Nevertheless, for me, it had opened portals to the world of younger generations of Kashmir, beyond the newspaper headlines.  The event had inspired a parallel concert “Haqeeqat-e-Kashmir” (the reality of Kashmir) on the same day. For the huge participation of youth, it was an occasion for the third generation of Kashmiris to express themselves to the world outside- the way they wanted. This unique combination of folk, music, dramas and poetry spoke about the alternative mediums the new generations have chosen for telling the stories of their land. The performance by two school going rappers Saif and Fahid from the old city telling their story through their rapid word, rhythm and action that even a thousand words cannot narrate, is still etched on my memory. The inspiration for these two young rappers was 2010, song ‘I protest” by young rapper Roushan Illahi, of MC Kash.

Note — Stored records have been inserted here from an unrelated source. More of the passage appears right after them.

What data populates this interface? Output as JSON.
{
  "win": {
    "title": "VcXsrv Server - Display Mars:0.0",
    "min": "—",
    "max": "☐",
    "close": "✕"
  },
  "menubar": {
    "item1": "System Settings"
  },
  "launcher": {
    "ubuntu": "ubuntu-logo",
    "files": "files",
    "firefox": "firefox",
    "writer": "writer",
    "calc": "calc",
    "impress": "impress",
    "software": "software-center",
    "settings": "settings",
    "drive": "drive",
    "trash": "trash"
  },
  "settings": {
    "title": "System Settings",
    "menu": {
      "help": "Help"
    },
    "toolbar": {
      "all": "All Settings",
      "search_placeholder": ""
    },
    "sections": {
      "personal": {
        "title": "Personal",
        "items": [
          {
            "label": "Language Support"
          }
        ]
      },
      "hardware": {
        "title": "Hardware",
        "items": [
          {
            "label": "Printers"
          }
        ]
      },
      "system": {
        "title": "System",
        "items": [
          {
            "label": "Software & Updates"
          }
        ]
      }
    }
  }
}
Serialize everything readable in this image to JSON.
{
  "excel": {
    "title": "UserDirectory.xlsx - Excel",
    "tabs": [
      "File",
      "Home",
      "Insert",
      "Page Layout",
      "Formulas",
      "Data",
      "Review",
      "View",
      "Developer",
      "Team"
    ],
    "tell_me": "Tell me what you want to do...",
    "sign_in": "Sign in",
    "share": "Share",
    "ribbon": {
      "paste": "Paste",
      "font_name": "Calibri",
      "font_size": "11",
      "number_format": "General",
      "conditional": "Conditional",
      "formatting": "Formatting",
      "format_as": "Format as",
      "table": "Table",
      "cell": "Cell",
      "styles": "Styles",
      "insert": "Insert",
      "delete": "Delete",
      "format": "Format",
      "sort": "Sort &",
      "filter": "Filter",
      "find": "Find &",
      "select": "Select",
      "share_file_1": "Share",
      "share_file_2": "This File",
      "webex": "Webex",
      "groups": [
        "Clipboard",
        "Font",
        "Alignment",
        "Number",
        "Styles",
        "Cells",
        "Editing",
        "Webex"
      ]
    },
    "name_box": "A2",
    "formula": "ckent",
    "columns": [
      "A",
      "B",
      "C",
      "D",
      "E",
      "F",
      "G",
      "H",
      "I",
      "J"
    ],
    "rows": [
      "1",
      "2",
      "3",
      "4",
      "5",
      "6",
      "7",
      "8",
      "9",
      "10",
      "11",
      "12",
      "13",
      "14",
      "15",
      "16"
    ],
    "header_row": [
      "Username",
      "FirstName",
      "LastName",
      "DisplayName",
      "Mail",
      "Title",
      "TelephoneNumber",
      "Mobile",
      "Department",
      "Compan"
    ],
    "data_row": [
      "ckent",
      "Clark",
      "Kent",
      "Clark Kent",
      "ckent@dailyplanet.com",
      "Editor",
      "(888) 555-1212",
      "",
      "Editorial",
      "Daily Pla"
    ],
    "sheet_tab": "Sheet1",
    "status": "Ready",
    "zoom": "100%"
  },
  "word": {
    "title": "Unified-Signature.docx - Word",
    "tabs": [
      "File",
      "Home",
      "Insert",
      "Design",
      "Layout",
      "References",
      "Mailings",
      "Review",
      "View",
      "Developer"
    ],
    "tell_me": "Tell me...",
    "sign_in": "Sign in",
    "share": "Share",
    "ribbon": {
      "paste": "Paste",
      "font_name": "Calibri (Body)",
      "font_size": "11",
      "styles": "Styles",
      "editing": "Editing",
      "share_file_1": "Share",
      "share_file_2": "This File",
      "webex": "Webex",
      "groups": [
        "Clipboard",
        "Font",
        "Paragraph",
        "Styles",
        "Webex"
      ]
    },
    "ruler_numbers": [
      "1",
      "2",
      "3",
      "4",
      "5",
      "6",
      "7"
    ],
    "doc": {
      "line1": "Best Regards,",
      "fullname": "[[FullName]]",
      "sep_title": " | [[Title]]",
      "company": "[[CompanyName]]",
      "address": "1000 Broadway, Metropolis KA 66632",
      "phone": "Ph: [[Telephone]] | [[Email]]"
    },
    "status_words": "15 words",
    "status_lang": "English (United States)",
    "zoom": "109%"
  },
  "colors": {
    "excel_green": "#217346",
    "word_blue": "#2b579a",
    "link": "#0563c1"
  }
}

The song ‘I protest’, is seen as a paradigm shift in ‘the youth resistance’. It had been  featured on some international television channels and won millions of fans across the world.  Interestingly it has been removed from the YouTube, and the message reads:  “The following content has been identified by the YouTube community as inappropriate or offensive to some audiences.”  Nevertheless, the MC Kash was a trendsetter. Since the day it was uploaded, scores of youth have taken to music and songs and have been using this medium to tell their story of pain and agony.   Some of them are three –in- one, they write songs, compose music and sing. Some, have also excelled in cinematography and have produced musical video that not only tell the story of pain and agony of the paradise but also depict cultural richness and social ethos of their land.
These songs filmed against the scenic beauty of the land and of course carrying eerie shots of the sad situation as has been obtaining in this land that once made emperor and poets like Thomas Moore in distant place wax lyrical can win lots of lovers for Kashmiri music across the world.  
Most of the youth, who have taken to music are professionals with good academic background and curriculum vitae. Some of them are brilliant students, expressing love for their land through good poetry and soul-stirring music. Instead of remaining stuck up in the folk tunes and traditional instruments this new generation of musicians and singers have selected fusion- a mix of Kashmiri, oriental and English as their medium. Through innovations, some of them have breathed new life in the traditional forms and made the traditional Koshur music favourite in a whole young generation. Some time back, a British-Kashmir sharing his experience rightly observed that the fusion was the best genre to take Kashmir songs and music- of course, the message to the international audience. 
  Graduating from one level to another, during the past eight years, hundreds of songs sung by these young singers been and  put to music  have been uploaded on the YouTube and other channels.  Some of them, who performed abroad at public places like Hyde Park in London to international gatherings, not only enthralled the audience but very subtly narrated the story of their land.  Having watched some of these artists live and many of them on the small screen, it will require a connoisseur of music to evaluate them critically. Nonetheless, I see most of them as ambassadors of   Kashmir   for the outside world.   
    

Filed under: Editor's Take, Kashmir-Talk